An April 2016 New York Times article Fordham University Law professor John Pfaff, highlights more weaknesses in the public defense world and in the odd funding mechanism. Forty-three states now require defendants to pay for a public defender, even though the only reason they have a public defender in the first place is because they cannot afford a lawyer. The Times article highlights the current policy in South Dakota where a defendant is required to pay $92 dollars an hour regardless of the verdict. The result of this policy is that the defendant might have to pay hundreds of dollars a day to be proven innocent for a crime for which he or she was mistakenly arrested.
The State of Louisiana funds much of its indigent defense through court fees.

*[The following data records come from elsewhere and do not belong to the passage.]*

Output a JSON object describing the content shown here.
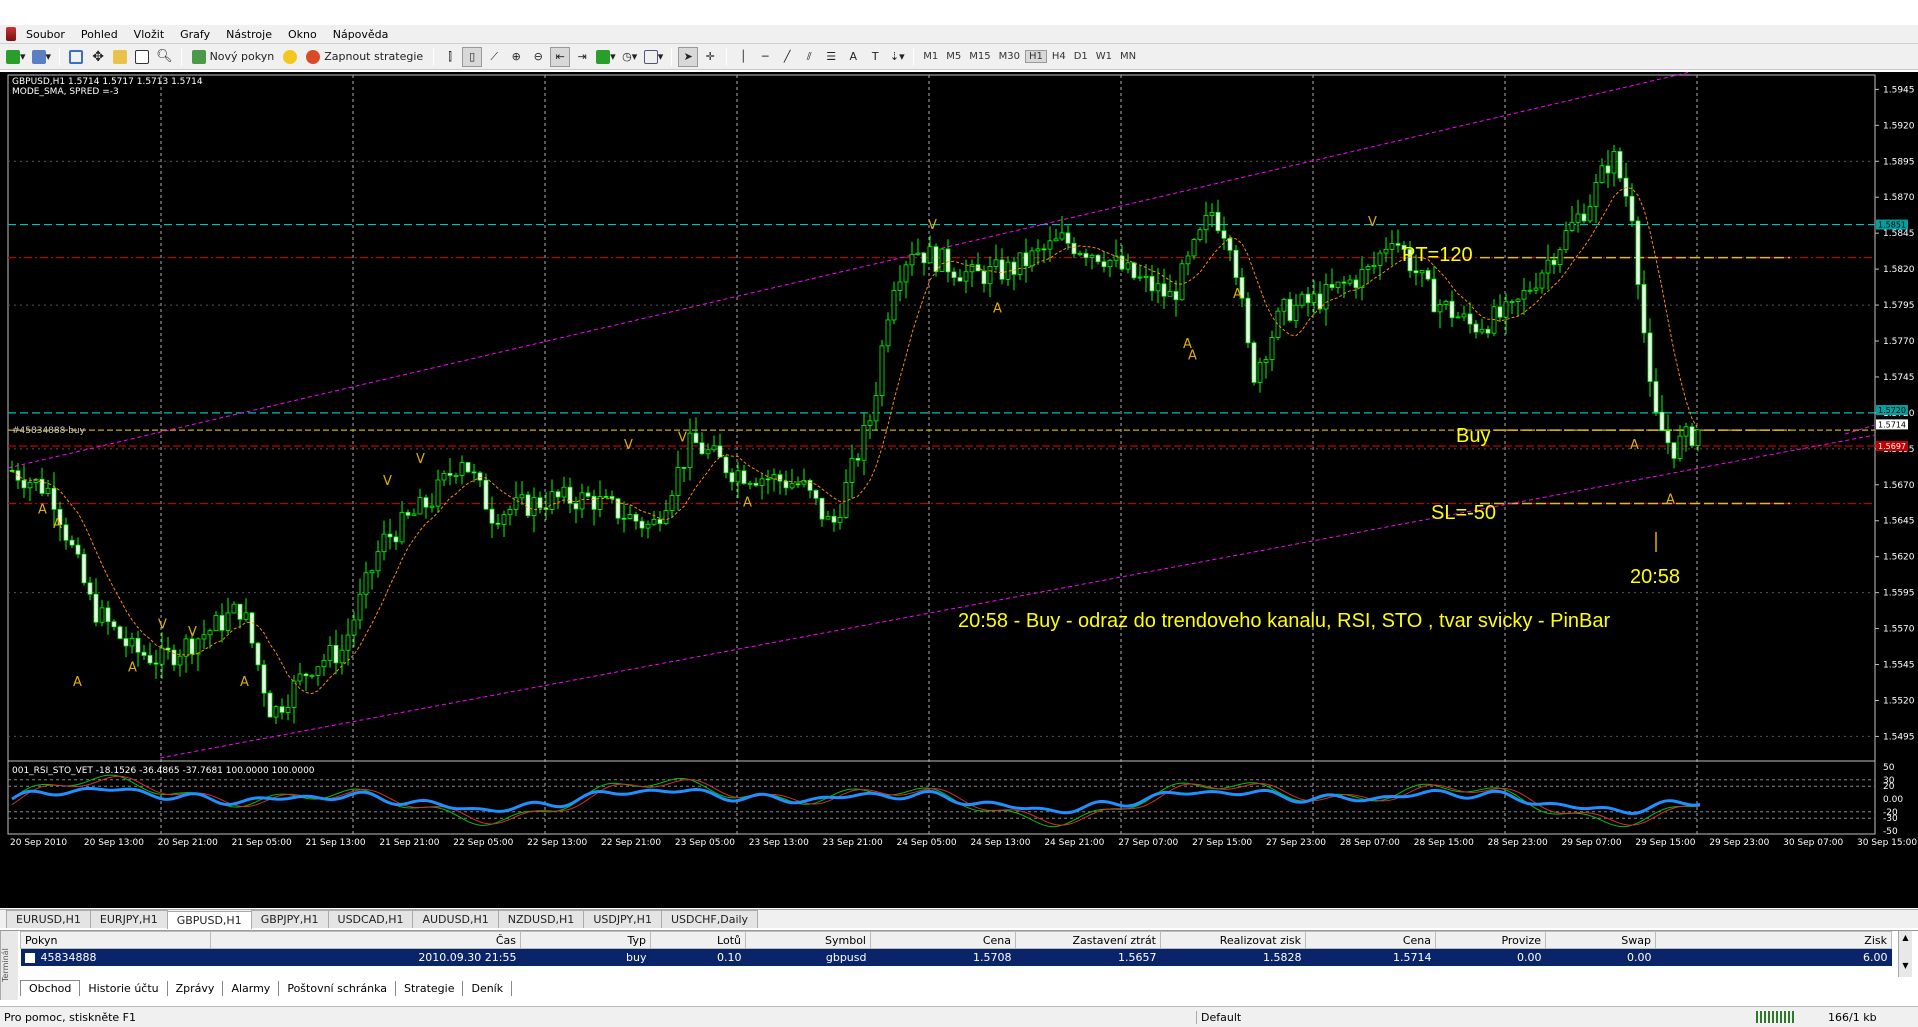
{
  "menu": {
    "items": [
      "Soubor",
      "Pohled",
      "Vložit",
      "Grafy",
      "Nástroje",
      "Okno",
      "Nápověda"
    ]
  },
  "toolbar": {
    "new_order": "Nový pokyn",
    "autotrading": "Zapnout strategie",
    "timeframes": [
      "M1",
      "M5",
      "M15",
      "M30",
      "H1",
      "H4",
      "D1",
      "W1",
      "MN"
    ],
    "active_tf": "H1"
  },
  "chart": {
    "header": "GBPUSD,H1  1.5714 1.5717 1.5713 1.5714",
    "subheader": "MODE_SMA, SPRED =-3",
    "order_label": "#45834888 buy",
    "indicator_header": "001_RSI_STO_VET -18.1526 -36.4865 -37.7681 100.0000 100.0000",
    "price_axis": [
      "1.5945",
      "1.5920",
      "1.5895",
      "1.5870",
      "1.5845",
      "1.5820",
      "1.5795",
      "1.5770",
      "1.5745",
      "1.5720",
      "1.5695",
      "1.5670",
      "1.5645",
      "1.5620",
      "1.5595",
      "1.5570",
      "1.5545",
      "1.5520",
      "1.5495"
    ],
    "price_tags": {
      "cyan_top": "1.5851",
      "cyan_mid": "1.5720",
      "ask": "1.5714",
      "red": "1.5697"
    },
    "ind_axis": [
      "50",
      "30",
      "20",
      "0.00",
      "-20",
      "-30",
      "-50"
    ],
    "time_axis": [
      "20 Sep 2010",
      "20 Sep 13:00",
      "20 Sep 21:00",
      "21 Sep 05:00",
      "21 Sep 13:00",
      "21 Sep 21:00",
      "22 Sep 05:00",
      "22 Sep 13:00",
      "22 Sep 21:00",
      "23 Sep 05:00",
      "23 Sep 13:00",
      "23 Sep 21:00",
      "24 Sep 05:00",
      "24 Sep 13:00",
      "24 Sep 21:00",
      "27 Sep 07:00",
      "27 Sep 15:00",
      "27 Sep 23:00",
      "28 Sep 07:00",
      "28 Sep 15:00",
      "28 Sep 23:00",
      "29 Sep 07:00",
      "29 Sep 15:00",
      "29 Sep 23:00",
      "30 Sep 07:00",
      "30 Sep 15:00"
    ],
    "annotations": {
      "pt": "PT=120",
      "buy": "Buy",
      "sl": "SL=-50",
      "time": "20:58",
      "comment": "20:58 - Buy - odraz do trendoveho kanalu, RSI, STO , tvar svicky - PinBar"
    },
    "colors": {
      "bull": "#00ff00",
      "bear": "#ffffff",
      "ma": "#ff8c00",
      "channel": "#ff00ff",
      "cyan": "#00c0c0",
      "red": "#c00000",
      "yellow": "#c8b000",
      "rsi": "#1e90ff",
      "annot": "#ffff00"
    }
  },
  "chart_tabs": [
    "EURUSD,H1",
    "EURJPY,H1",
    "GBPUSD,H1",
    "GBPJPY,H1",
    "USDCAD,H1",
    "AUDUSD,H1",
    "NZDUSD,H1",
    "USDJPY,H1",
    "USDCHF,Daily"
  ],
  "active_chart_tab": "GBPUSD,H1",
  "terminal": {
    "side_label": "Terminál",
    "columns": [
      "Pokyn",
      "Čas",
      "Typ",
      "Lotů",
      "Symbol",
      "Cena",
      "Zastavení ztrát",
      "Realizovat zisk",
      "Cena",
      "Provize",
      "Swap",
      "Zisk"
    ],
    "row": [
      "45834888",
      "2010.09.30 21:55",
      "buy",
      "0.10",
      "gbpusd",
      "1.5708",
      "1.5657",
      "1.5828",
      "1.5714",
      "0.00",
      "0.00",
      "6.00"
    ],
    "tabs": [
      "Obchod",
      "Historie účtu",
      "Zprávy",
      "Alarmy",
      "Poštovní schránka",
      "Strategie",
      "Deník"
    ],
    "active_tab": "Obchod"
  },
  "status": {
    "help": "Pro pomoc, stiskněte F1",
    "profile": "Default",
    "traffic": "166/1 kb"
  }
}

A June 2016 Atlantic article highlighted in detail some of the problems in the public defense system in Louisiana. They found that local revenues from court fees actually fund 70 percent of the public defense systems budget, a majority of which were tickets for traffic violations. A violation of any law besides a parking violation warrants a $45 court fee, sent to the district’s public defense office. The system relies on the flow of money from criminal activity. Districts that collect more traffic tickets, specifically districts with heavy interstate traffic, have an advantage over those without a natural place to collect a significant amount traffic fines. This creates perverse incentives: more crime means more money.
The Louisiana system works differently than the South Dakota system. Instead of everyone paying court fees, only the guilty pay in Louisiana. The problem with this system is that it leaves lawyers in the morally difficult place where they are paid by the guilt of those they defend. Innocent verdicts mean less money for the district office because only the guilty pay the $45 court fee. This sets the stage for perverse incentives for prosecutors to do whatever is necessary to achieve a guilty verdict.
The whole system of defense in both states reveals common problems in the system: the poorer you are the more likely you are to receive a lower quality, the more likely you are to serve time or pay a fine, and the more likely you are to have system that is incentivized against you. The poor suffer most from the compounding effects of the requirements surrounding goverment defenders, and the urban minority and lower class white populations are even more likely than the suburban populations to feel the effects of these policies and their perverse incentives.